Many have seen Cohen's over-the-top characters as an incisive vehicle for bringing awareness and critique to issues around the world. Cohen attended Cambridge University, and wrote his thesis on the involvement of Jewish Americans in the civil rights movement. And Fisher's father worked for the U.N., the World Bank, and Save the Children.
So far, the couple's philanthropic record has been modest. According to one source, Cohen has been involved with outfits such as Feeding America, UNICEF and International Medical Corps. Their $1 million gift will be split evenly between Save the Children and International Rescue Committee to support victims of the conflict in Syria. Half will be used to support a program to vaccinate more than 250,000 children against a potential measles outbreak in Northern Syria. The other $500,000 will be used to help fund the work to support families, with a "special concern for women and children, both inside Syria and in neighboring countries who are suffering as a result of the ongoing conflict."

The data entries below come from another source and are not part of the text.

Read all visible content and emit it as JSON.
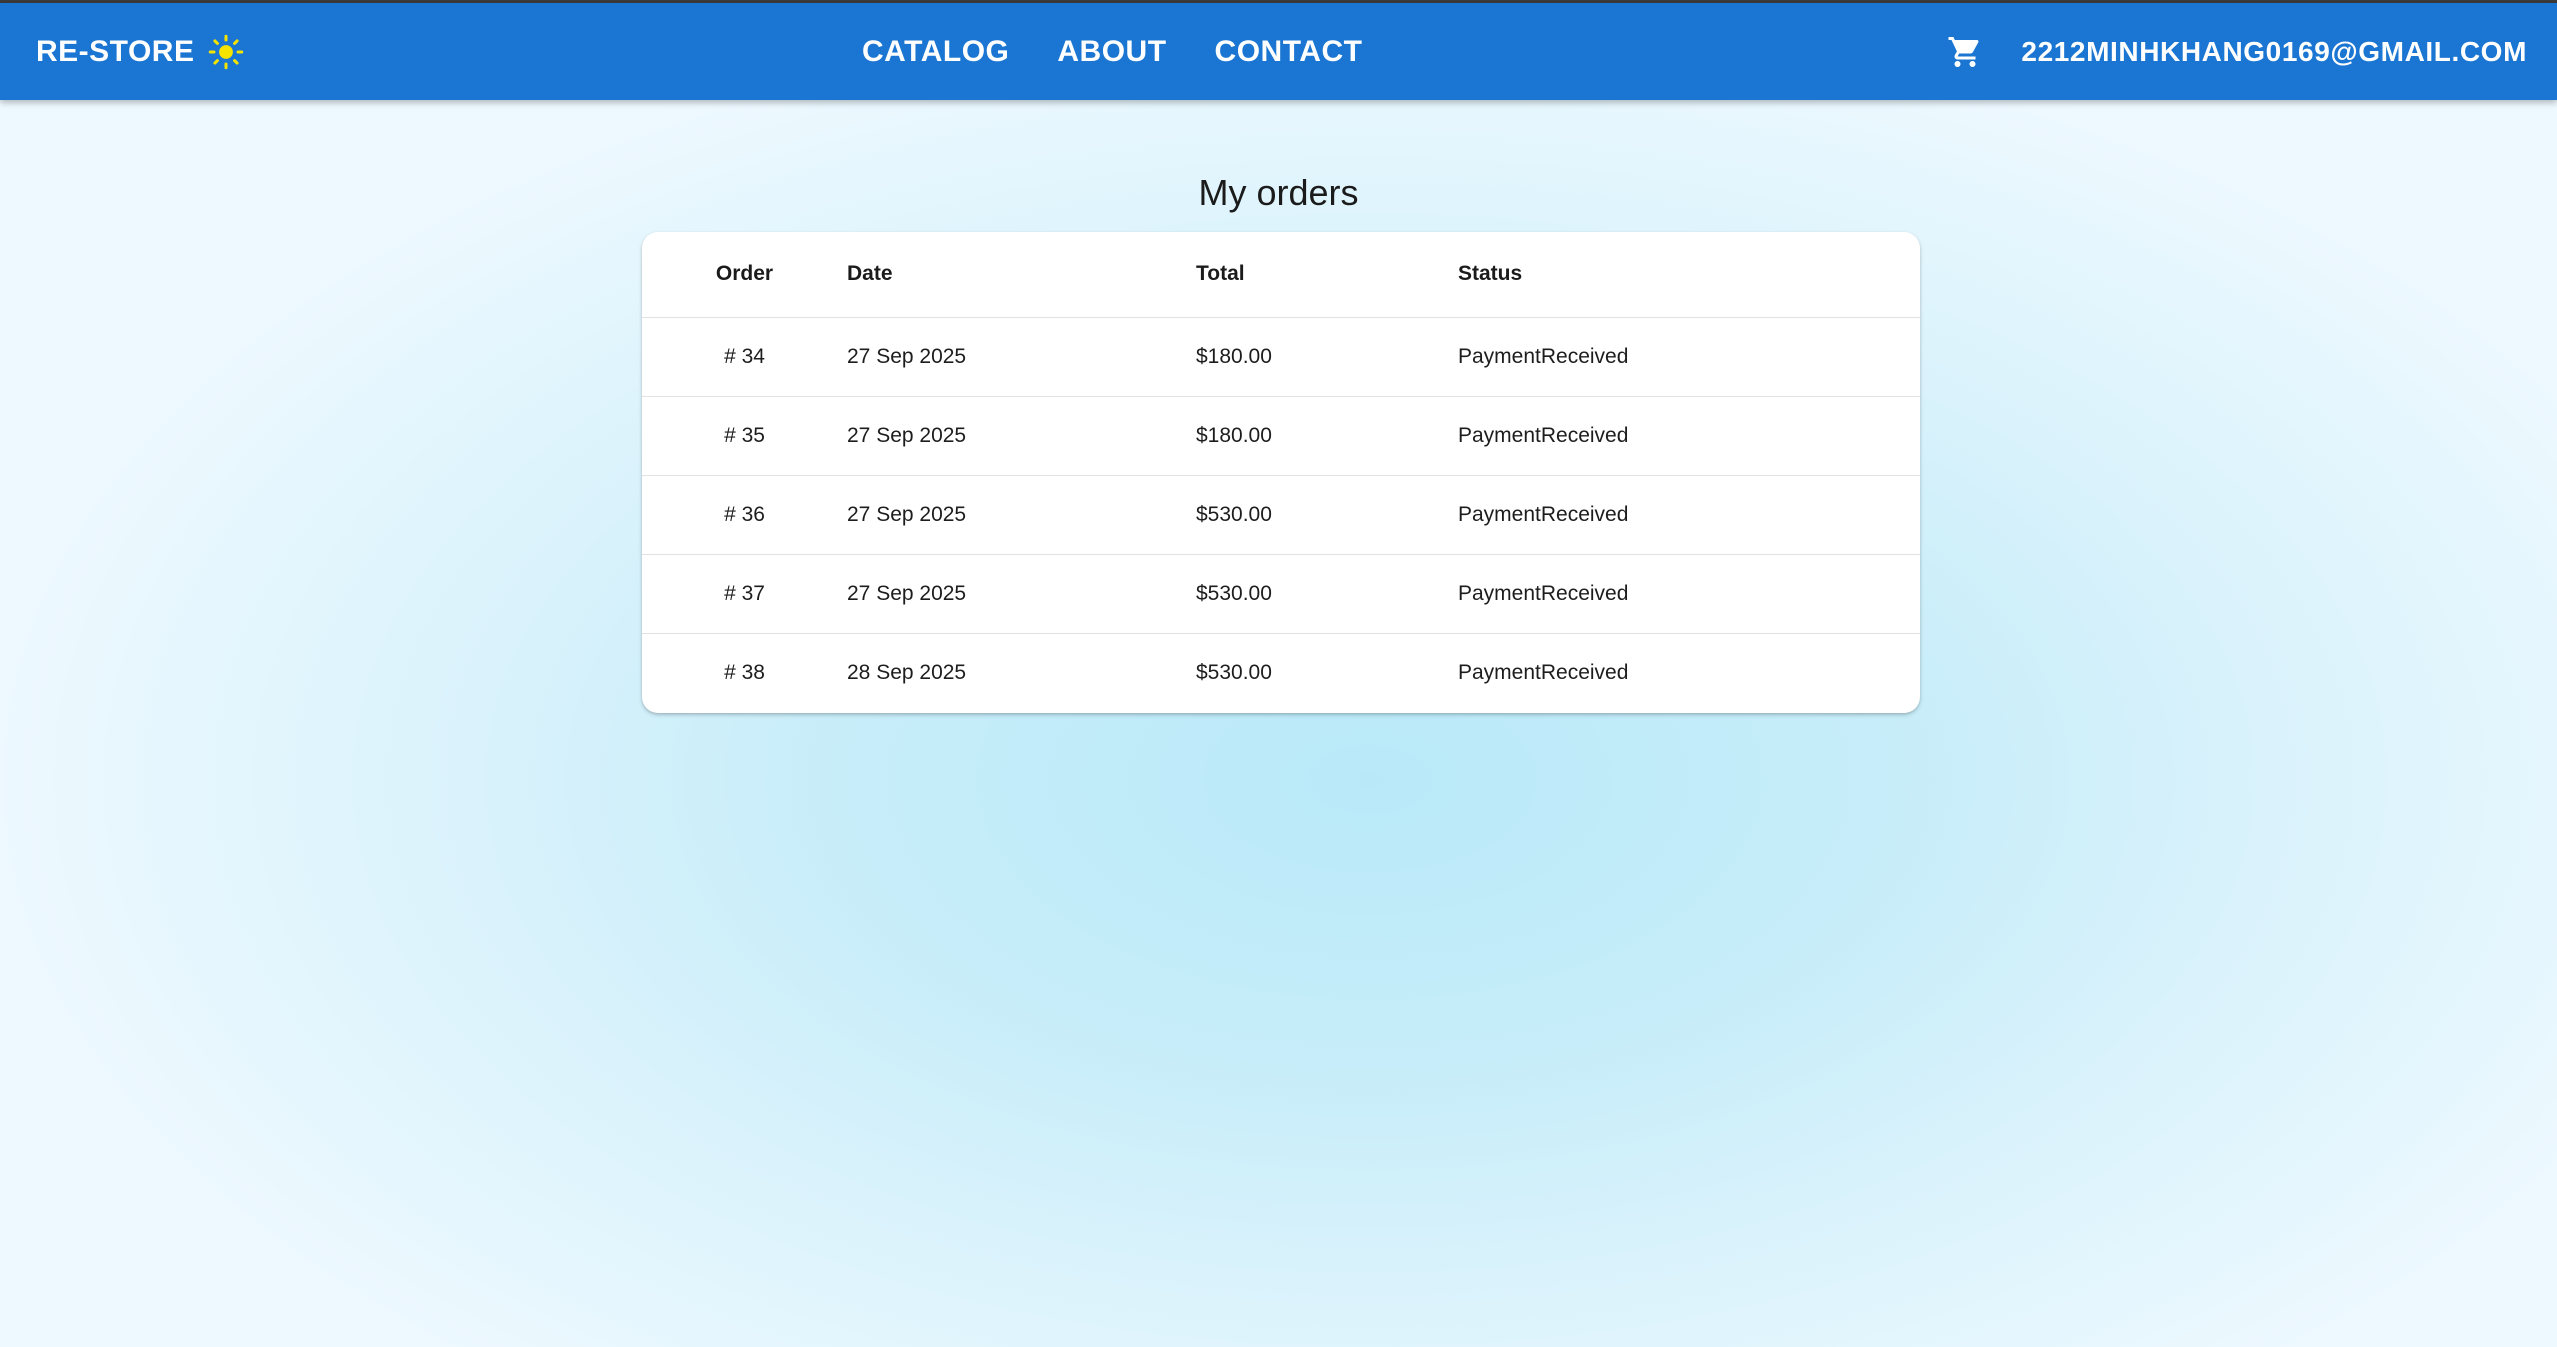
{
  "header": {
    "brand": "RE-STORE",
    "theme_icon": "sun-icon",
    "nav": [
      {
        "label": "CATALOG"
      },
      {
        "label": "ABOUT"
      },
      {
        "label": "CONTACT"
      }
    ],
    "cart_icon": "cart-icon",
    "user_email": "2212MINHKHANG0169@GMAIL.COM",
    "bar_color": "#1a76d2",
    "sun_color": "#f5e400"
  },
  "main": {
    "title": "My orders",
    "table": {
      "columns": [
        "Order",
        "Date",
        "Total",
        "Status"
      ],
      "rows": [
        {
          "order": "# 34",
          "date": "27 Sep 2025",
          "total": "$180.00",
          "status": "PaymentReceived"
        },
        {
          "order": "# 35",
          "date": "27 Sep 2025",
          "total": "$180.00",
          "status": "PaymentReceived"
        },
        {
          "order": "# 36",
          "date": "27 Sep 2025",
          "total": "$530.00",
          "status": "PaymentReceived"
        },
        {
          "order": "# 37",
          "date": "27 Sep 2025",
          "total": "$530.00",
          "status": "PaymentReceived"
        },
        {
          "order": "# 38",
          "date": "28 Sep 2025",
          "total": "$530.00",
          "status": "PaymentReceived"
        }
      ]
    }
  }
}
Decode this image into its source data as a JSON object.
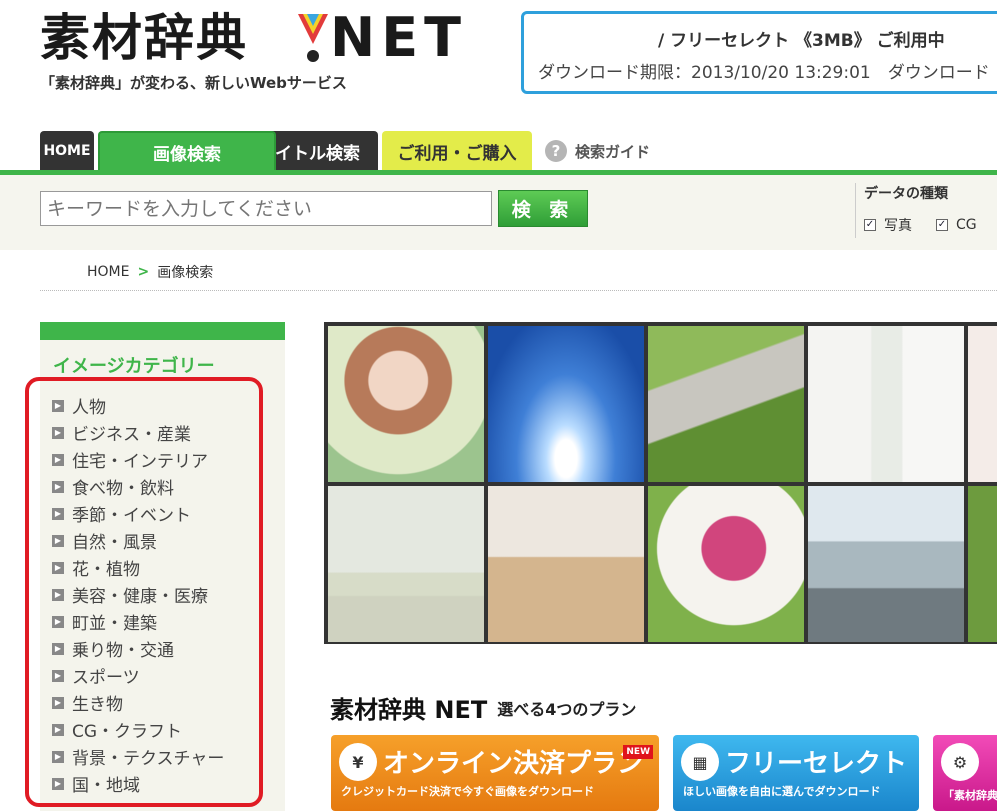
{
  "header": {
    "logo_text": "素材辞典",
    "logo_net": "NET",
    "tagline": "「素材辞典」が変わる、新しいWebサービス",
    "account": {
      "plan": "/ フリーセレクト 《3MB》 ご利用中",
      "expire": "ダウンロード期限：2013/10/20 13:29:01　ダウンロード"
    }
  },
  "nav": {
    "home": "HOME",
    "image_search": "画像検索",
    "title_search": "タイトル検索",
    "buy": "ご利用・ご購入",
    "guide": "検索ガイド",
    "guide_icon": "?"
  },
  "search": {
    "placeholder": "キーワードを入力してください",
    "button": "検 索"
  },
  "data_type": {
    "title": "データの種類",
    "options": [
      {
        "label": "写真",
        "checked": true
      },
      {
        "label": "CG",
        "checked": true
      }
    ]
  },
  "breadcrumb": {
    "home": "HOME",
    "sep": ">",
    "current": "画像検索"
  },
  "sidebar": {
    "title": "イメージカテゴリー",
    "categories": [
      "人物",
      "ビジネス・産業",
      "住宅・インテリア",
      "食べ物・飲料",
      "季節・イベント",
      "自然・風景",
      "花・植物",
      "美容・健康・医療",
      "町並・建築",
      "乗り物・交通",
      "スポーツ",
      "生き物",
      "CG・クラフト",
      "背景・テクスチャー",
      "国・地域"
    ]
  },
  "plans": {
    "logo": "素材辞典 NET",
    "title": "選べる4つのプラン",
    "online": {
      "name": "オンライン決済プラン",
      "sub": "クレジットカード決済で今すぐ画像をダウンロード",
      "badge": "NEW"
    },
    "free": {
      "name": "フリーセレクト",
      "sub": "ほしい画像を自由に選んでダウンロード"
    },
    "third": {
      "sub": "「素材辞典"
    }
  }
}
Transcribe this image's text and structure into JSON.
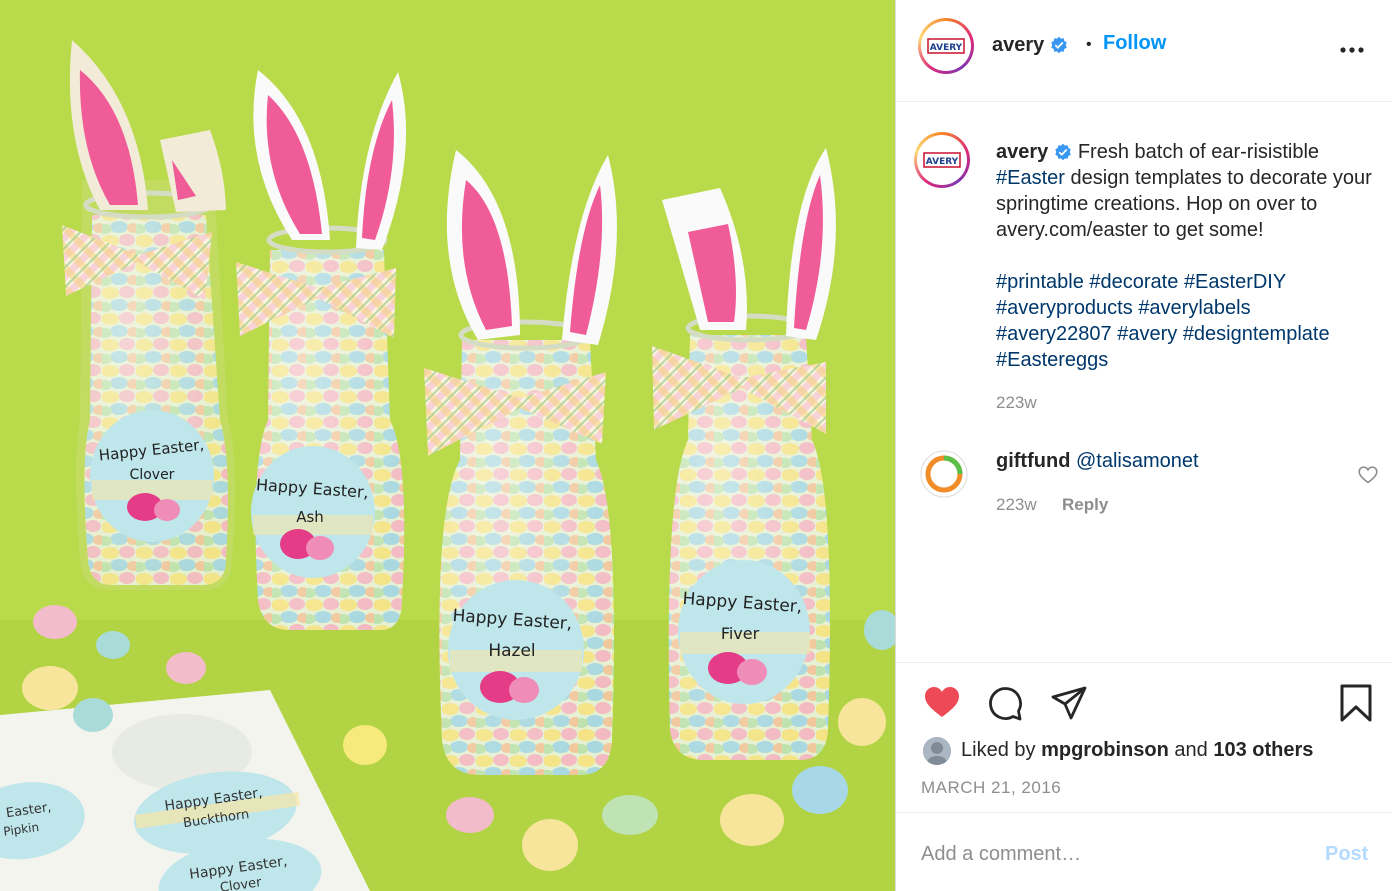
{
  "photo": {
    "bottle_labels": [
      {
        "line1": "Happy Easter,",
        "line2": "Clover"
      },
      {
        "line1": "Happy Easter,",
        "line2": "Ash"
      },
      {
        "line1": "Happy Easter,",
        "line2": "Hazel"
      },
      {
        "line1": "Happy Easter,",
        "line2": "Fiver"
      }
    ],
    "sheet_labels": [
      {
        "line1": "Happy Easter,",
        "line2": "Buckthorn"
      },
      {
        "line1": "Happy Easter,",
        "line2": "Clover"
      },
      {
        "line1": "Easter,",
        "line2": "Pipkin"
      }
    ],
    "background_color": "#b9da4a"
  },
  "header": {
    "username": "avery",
    "dot": "•",
    "follow_label": "Follow",
    "avatar_logo_text": "AVERY"
  },
  "caption": {
    "username": "avery",
    "text_part1": "Fresh batch of ear-risistible",
    "hashtag_easter": "#Easter",
    "text_part2": "design templates to decorate your springtime creations. Hop on over to avery.com/easter to get some!",
    "hashtags": [
      "#printable",
      "#decorate",
      "#EasterDIY",
      "#averyproducts",
      "#averylabels",
      "#avery22807",
      "#avery",
      "#designtemplate",
      "#Eastereggs"
    ],
    "time": "223w"
  },
  "comment": {
    "username": "giftfund",
    "mention": "@talisamonet",
    "time": "223w",
    "reply_label": "Reply"
  },
  "actions": {
    "liked_by_prefix": "Liked by",
    "liked_by_user": "mpgrobinson",
    "and_text": "and",
    "others": "103 others",
    "date": "MARCH 21, 2016",
    "like_color": "#ed4956"
  },
  "add_comment": {
    "placeholder": "Add a comment…",
    "post_label": "Post"
  },
  "colors": {
    "link_blue": "#0095f6",
    "hashtag_blue": "#00376b",
    "post_disabled": "#b3dbff",
    "secondary_text": "#8e8e8e"
  }
}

Hopefully other funders will follow Cohen and Fisher's lead in 2016.